AVAILABLE DATA:

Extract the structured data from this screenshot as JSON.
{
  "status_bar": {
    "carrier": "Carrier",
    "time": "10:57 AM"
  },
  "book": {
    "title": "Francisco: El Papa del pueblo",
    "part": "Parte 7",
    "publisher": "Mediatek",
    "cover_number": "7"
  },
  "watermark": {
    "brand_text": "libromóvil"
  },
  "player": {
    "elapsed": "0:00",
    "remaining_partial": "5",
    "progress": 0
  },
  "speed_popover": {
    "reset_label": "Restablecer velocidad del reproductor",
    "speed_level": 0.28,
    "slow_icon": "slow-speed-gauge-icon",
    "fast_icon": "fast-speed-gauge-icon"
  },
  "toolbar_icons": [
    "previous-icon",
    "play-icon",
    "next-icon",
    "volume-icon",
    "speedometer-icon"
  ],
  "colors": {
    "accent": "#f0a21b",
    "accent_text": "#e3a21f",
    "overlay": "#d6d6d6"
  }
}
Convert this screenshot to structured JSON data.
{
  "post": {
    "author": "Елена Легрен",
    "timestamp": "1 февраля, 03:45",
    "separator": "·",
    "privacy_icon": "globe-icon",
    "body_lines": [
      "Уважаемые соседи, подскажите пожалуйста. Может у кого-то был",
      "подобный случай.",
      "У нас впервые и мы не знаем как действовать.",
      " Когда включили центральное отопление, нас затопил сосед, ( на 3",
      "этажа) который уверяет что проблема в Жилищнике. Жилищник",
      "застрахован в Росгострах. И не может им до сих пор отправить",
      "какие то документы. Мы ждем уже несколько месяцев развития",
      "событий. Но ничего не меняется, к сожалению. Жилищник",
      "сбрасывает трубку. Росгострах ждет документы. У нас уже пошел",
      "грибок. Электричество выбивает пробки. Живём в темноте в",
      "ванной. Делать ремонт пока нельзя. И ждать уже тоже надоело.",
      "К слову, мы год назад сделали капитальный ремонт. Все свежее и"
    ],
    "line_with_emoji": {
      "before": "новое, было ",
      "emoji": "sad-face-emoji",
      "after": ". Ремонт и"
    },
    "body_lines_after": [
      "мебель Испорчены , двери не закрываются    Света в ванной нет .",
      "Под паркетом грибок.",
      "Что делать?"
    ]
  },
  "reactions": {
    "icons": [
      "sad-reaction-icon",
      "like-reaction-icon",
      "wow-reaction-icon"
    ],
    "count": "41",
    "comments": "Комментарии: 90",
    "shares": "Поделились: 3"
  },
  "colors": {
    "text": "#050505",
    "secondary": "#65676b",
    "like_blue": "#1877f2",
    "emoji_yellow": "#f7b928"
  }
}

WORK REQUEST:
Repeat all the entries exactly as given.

YOUR RESPONSE:
Extract the structured data from this screenshot as JSON.
{
  "status_bar": {
    "carrier": "Carrier",
    "time": "10:57 AM"
  },
  "book": {
    "title": "Francisco: El Papa del pueblo",
    "part": "Parte 7",
    "publisher": "Mediatek",
    "cover_number": "7"
  },
  "watermark": {
    "brand_text": "libromóvil"
  },
  "player": {
    "elapsed": "0:00",
    "remaining_partial": "5",
    "progress": 0
  },
  "speed_popover": {
    "reset_label": "Restablecer velocidad del reproductor",
    "speed_level": 0.28,
    "slow_icon": "slow-speed-gauge-icon",
    "fast_icon": "fast-speed-gauge-icon"
  },
  "toolbar_icons": [
    "previous-icon",
    "play-icon",
    "next-icon",
    "volume-icon",
    "speedometer-icon"
  ],
  "colors": {
    "accent": "#f0a21b",
    "accent_text": "#e3a21f",
    "overlay": "#d6d6d6"
  }
}
Convert this screenshot to structured JSON data.
{
  "post": {
    "author": "Елена Легрен",
    "timestamp": "1 февраля, 03:45",
    "separator": "·",
    "privacy_icon": "globe-icon",
    "body_lines": [
      "Уважаемые соседи, подскажите пожалуйста. Может у кого-то был",
      "подобный случай.",
      "У нас впервые и мы не знаем как действовать.",
      " Когда включили центральное отопление, нас затопил сосед, ( на 3",
      "этажа) который уверяет что проблема в Жилищнике. Жилищник",
      "застрахован в Росгострах. И не может им до сих пор отправить",
      "какие то документы. Мы ждем уже несколько месяцев развития",
      "событий. Но ничего не меняется, к сожалению. Жилищник",
      "сбрасывает трубку. Росгострах ждет документы. У нас уже пошел",
      "грибок. Электричество выбивает пробки. Живём в темноте в",
      "ванной. Делать ремонт пока нельзя. И ждать уже тоже надоело.",
      "К слову, мы год назад сделали капитальный ремонт. Все свежее и"
    ],
    "line_with_emoji": {
      "before": "новое, было ",
      "emoji": "sad-face-emoji",
      "after": ". Ремонт и"
    },
    "body_lines_after": [
      "мебель Испорчены , двери не закрываются    Света в ванной нет .",
      "Под паркетом грибок.",
      "Что делать?"
    ]
  },
  "reactions": {
    "icons": [
      "sad-reaction-icon",
      "like-reaction-icon",
      "wow-reaction-icon"
    ],
    "count": "41",
    "comments": "Комментарии: 90",
    "shares": "Поделились: 3"
  },
  "colors": {
    "text": "#050505",
    "secondary": "#65676b",
    "like_blue": "#1877f2",
    "emoji_yellow": "#f7b928"
  }
}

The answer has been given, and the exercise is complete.